20 Ways to Say Thank You

The other day, I was rummaging through some papers I had put aside in my filing cabinet.

Are you like I am? There are bits and pieces I read or get in the mail that are far too helpful to throw away. And not specific enough to put in a separate file.

I thought so. You have the same problem.

I used to throw material I didn’t know what to do with— into a desk drawer. Then when the drawer became bulging with so much paper it was difficult to open, let alone find something— I transferred it all to the larger drawer where you no longer keep the big files. (Don’t be so darn condescending. You’ve been doing the same thing !)

Now I have a file I call, “Good Stuff.” All the “good stuff” goes in that file instead of desk drawer. I give you permission to use my “Good Stuff” idea. You don’t even have to give me attribution.

I was going through my “Good Stuff” file the other day. I came across a very special piece by that genius, Penelope Burke. It’s all about acknowledging gifts. She says the thank you is the first step in getting the next gift. I totally agree.

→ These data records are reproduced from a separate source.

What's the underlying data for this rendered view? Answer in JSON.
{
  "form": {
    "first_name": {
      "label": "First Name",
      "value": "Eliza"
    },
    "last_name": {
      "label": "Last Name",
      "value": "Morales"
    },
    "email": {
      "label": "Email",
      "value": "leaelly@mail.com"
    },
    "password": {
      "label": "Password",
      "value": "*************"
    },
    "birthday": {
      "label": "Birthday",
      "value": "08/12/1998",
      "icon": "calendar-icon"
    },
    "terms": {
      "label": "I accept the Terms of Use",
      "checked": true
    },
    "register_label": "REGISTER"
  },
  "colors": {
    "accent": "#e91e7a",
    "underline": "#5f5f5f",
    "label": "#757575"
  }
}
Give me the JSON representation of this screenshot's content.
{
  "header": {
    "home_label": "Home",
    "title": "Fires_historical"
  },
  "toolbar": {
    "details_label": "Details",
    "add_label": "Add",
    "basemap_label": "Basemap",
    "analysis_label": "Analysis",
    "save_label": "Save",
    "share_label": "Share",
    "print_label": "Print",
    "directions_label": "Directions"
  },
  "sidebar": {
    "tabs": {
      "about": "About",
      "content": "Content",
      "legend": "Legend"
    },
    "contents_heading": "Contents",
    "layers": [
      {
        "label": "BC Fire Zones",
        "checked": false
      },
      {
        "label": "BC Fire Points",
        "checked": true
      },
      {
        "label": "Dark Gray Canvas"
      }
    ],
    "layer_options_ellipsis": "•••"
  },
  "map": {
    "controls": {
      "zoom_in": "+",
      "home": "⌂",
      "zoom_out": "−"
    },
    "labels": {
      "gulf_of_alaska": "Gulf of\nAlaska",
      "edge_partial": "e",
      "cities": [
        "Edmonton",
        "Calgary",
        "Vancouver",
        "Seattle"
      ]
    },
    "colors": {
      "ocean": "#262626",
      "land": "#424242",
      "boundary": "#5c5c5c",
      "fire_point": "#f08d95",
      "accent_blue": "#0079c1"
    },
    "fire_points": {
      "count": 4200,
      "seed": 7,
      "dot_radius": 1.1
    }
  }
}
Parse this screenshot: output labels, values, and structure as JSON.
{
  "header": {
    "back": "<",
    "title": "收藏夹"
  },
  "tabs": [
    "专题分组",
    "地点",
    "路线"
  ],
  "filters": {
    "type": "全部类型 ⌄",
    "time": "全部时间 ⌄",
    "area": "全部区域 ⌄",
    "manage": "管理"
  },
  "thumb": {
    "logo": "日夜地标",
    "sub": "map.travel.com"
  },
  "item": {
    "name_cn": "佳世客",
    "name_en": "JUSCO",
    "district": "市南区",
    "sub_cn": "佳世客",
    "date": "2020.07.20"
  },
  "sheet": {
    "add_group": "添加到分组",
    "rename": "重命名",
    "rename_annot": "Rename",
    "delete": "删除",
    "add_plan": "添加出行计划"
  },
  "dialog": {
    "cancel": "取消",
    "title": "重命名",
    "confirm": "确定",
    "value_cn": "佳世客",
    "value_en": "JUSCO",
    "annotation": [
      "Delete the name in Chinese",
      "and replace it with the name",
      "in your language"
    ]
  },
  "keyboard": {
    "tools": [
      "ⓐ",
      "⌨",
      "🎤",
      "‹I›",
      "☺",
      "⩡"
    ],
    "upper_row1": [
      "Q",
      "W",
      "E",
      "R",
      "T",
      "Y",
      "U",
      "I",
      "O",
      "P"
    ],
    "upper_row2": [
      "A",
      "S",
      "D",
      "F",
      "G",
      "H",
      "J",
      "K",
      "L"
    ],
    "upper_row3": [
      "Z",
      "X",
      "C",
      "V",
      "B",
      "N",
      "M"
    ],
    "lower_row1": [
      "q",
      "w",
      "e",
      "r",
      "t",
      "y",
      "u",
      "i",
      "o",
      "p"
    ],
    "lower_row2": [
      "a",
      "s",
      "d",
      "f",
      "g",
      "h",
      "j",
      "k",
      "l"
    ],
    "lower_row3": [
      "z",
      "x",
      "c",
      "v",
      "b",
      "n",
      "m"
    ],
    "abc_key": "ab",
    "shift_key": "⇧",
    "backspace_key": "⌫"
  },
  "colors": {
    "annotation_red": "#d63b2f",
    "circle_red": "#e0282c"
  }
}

Here’s her roster of 20 ideas that make your thank you superior. [The bracketed references are mine.]

1. The thank you letter is a real letter, not a pre-printed card. [And the letter is written as if it was personally meant for the donor. Not something that shouts, “This same letter is boiler plate going to hundreds of others.]
2. Personally addressed.
3. Has a personal salutation. [No “Dear Donor” or “Dear Friend.”]
4. Is personally signed. [Maybe even a handwritten note to go at the bottom of the letter.]
5. Is personally signed by someone from the highest ranks of the organization.
6. Makes specific reference to the intended use of funds.
7. Indicates approximately when the donor will receive an update on the program being funded. [Great idea !]
8. Includes the name and phone number of a staff person the donor can contact at any time or an invitation to contact the writer directly. [It’s very special if the CEO who signs the letter writes, “Call me at any time on my private line— # ________ or my cell phone # ________ if you have any questions or concerns.]
9. Does not ask for another gift.
10. Does not ask the donor to do anything (like complete an enclosed survey, for example).
11. Acknowledges the donor’s past giving, where applicable. [And the number of years of continuous giving.]
12. Contains no spelling or grammatical errors. [I give you permission to be a bit colloquial. I want the letter to read as if you are actually speaking to the donor.]
13. Has an overall “can-do,” positive tone as opposed to hand-wringing. [Urgency is okay. The ship is sinking is not.]
14. Communicates the excitement, gratitude, and inner warmth of the writer.
15. Grabs the reader’s attention in the opening sentence. [Remember, it’s not about the organization. It’s about the donor.]
16. Speaks directly to the donor.
17. Does not continue to “sell.” [I’m in favor of subtle “selling” all the time.]
18. Is concise— no more than two short paragraphs long. [I give you permission to go for a few more paragraphs— just so they are compelling and applaud the donor in dramatic terms for their gift.]
19. Is received by the donor promptly. [Should be within 48 hours. With today’s computers, there is no reason to delay. Consider sending out the receipt immediately, and then followed with a letter in a few days.]
20. In some circumstances, the letter is handwritten. [A personal note is a great idea. This can be very special if a letter is sent immediately following the gift and a note of appreciation in a month or two. “We couldn’t do it without you.”]

Obviously, if stewardship is not important to you, none of this matters. If attrition doesn’t concern you, you can disregard all this. But . . . if you want to retain your donors, if you want to increase their giving in future years— these twenty ideas are your road signs on the journey.

Jerry Panas